BakerHostetler’s 2016 Data Security Incident Response Report reveals a number of interesting incident response trends: the range of incident causes is broad, all industries are affected, detection capabilities need to improve, it is difficult to provide meaningful notification quickly, and regulatory investigations are more common than lawsuits after notification occurs. One of the report’s interesting tidbits is that 13 percent of the more than 300 incidents that we handled in 2015 involved paper records. An additional 2 percent of the incidents involved both paper and electronic records. And 25 percent of the healthcare incidents we handled in 2015 involved paper records. This rebuts the common assumption that data security incidents are all about electronic data.

Most state breach notification laws are triggered when incidents affect electronic records only. However, the security breach notification laws in eight states – Alaska, Hawaii, Indiana, Iowa, Massachusetts, North Carolina, Washington, and Wisconsin – are triggered when incidents affect paper and/or electronic records. Also, other industry-specific state laws that govern certain entities, such as healthcare facilities and insurers, impose breach notification obligations regardless of whether the information at issue is in paper or electronic form. More information on the notification obligations of insurers can be found here.

In addition to the state breach notification laws, the federal breach notification obligations applicable to financial institutions subject to the Gramm-Leach-Bliley Act and covered entities and business associates under the Health Insurance Portability and Accountability Act (HIPAA) cover incidents of unauthorized access to paper and/or electronic records. The U.S. Department of Health and Human Services Office of Civil Rights has been active in enforcing HIPAA violations involving paper records. In 2015, the OCR fined a pharmacy $125,000 for failing to properly dispose of paper records containing patients’ protected health information.

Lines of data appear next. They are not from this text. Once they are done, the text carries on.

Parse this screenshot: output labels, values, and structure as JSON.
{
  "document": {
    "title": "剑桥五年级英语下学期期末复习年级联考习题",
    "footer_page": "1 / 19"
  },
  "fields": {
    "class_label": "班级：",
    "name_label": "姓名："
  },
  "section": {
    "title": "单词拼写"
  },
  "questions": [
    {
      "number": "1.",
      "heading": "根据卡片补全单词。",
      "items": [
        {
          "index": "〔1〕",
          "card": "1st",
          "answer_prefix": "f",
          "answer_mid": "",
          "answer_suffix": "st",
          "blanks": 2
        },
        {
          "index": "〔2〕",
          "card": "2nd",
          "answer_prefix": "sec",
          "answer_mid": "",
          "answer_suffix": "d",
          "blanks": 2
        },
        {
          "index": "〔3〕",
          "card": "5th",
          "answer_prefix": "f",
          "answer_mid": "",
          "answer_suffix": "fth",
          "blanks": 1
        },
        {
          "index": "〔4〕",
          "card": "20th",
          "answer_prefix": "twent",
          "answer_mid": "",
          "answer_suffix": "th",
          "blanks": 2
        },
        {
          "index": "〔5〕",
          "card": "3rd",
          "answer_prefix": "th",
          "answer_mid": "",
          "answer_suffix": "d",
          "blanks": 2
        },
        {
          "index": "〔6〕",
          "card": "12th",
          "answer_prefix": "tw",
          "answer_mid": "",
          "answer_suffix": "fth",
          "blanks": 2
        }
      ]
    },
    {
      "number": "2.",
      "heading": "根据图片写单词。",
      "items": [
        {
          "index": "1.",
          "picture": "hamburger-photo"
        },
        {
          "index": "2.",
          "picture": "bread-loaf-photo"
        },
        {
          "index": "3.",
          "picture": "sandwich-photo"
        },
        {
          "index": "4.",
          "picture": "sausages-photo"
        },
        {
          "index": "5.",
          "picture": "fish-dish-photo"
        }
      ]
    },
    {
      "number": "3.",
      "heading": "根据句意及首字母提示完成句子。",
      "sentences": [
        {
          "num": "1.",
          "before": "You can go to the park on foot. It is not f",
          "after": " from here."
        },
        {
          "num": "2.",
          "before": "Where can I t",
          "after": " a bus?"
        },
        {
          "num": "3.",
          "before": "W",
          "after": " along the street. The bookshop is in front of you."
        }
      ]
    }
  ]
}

The bottom line is that companies need to ensure that their data security safeguards address all threats to personal information regardless of the format in which the information is maintained. The protection of computer systems is of utmost importance, but breach prevention and detection must consider the risks to paper records. A company’s data protection program, including education and awareness efforts, should not overlook paper records. And incident response plans should contemplate incidents involving paper records.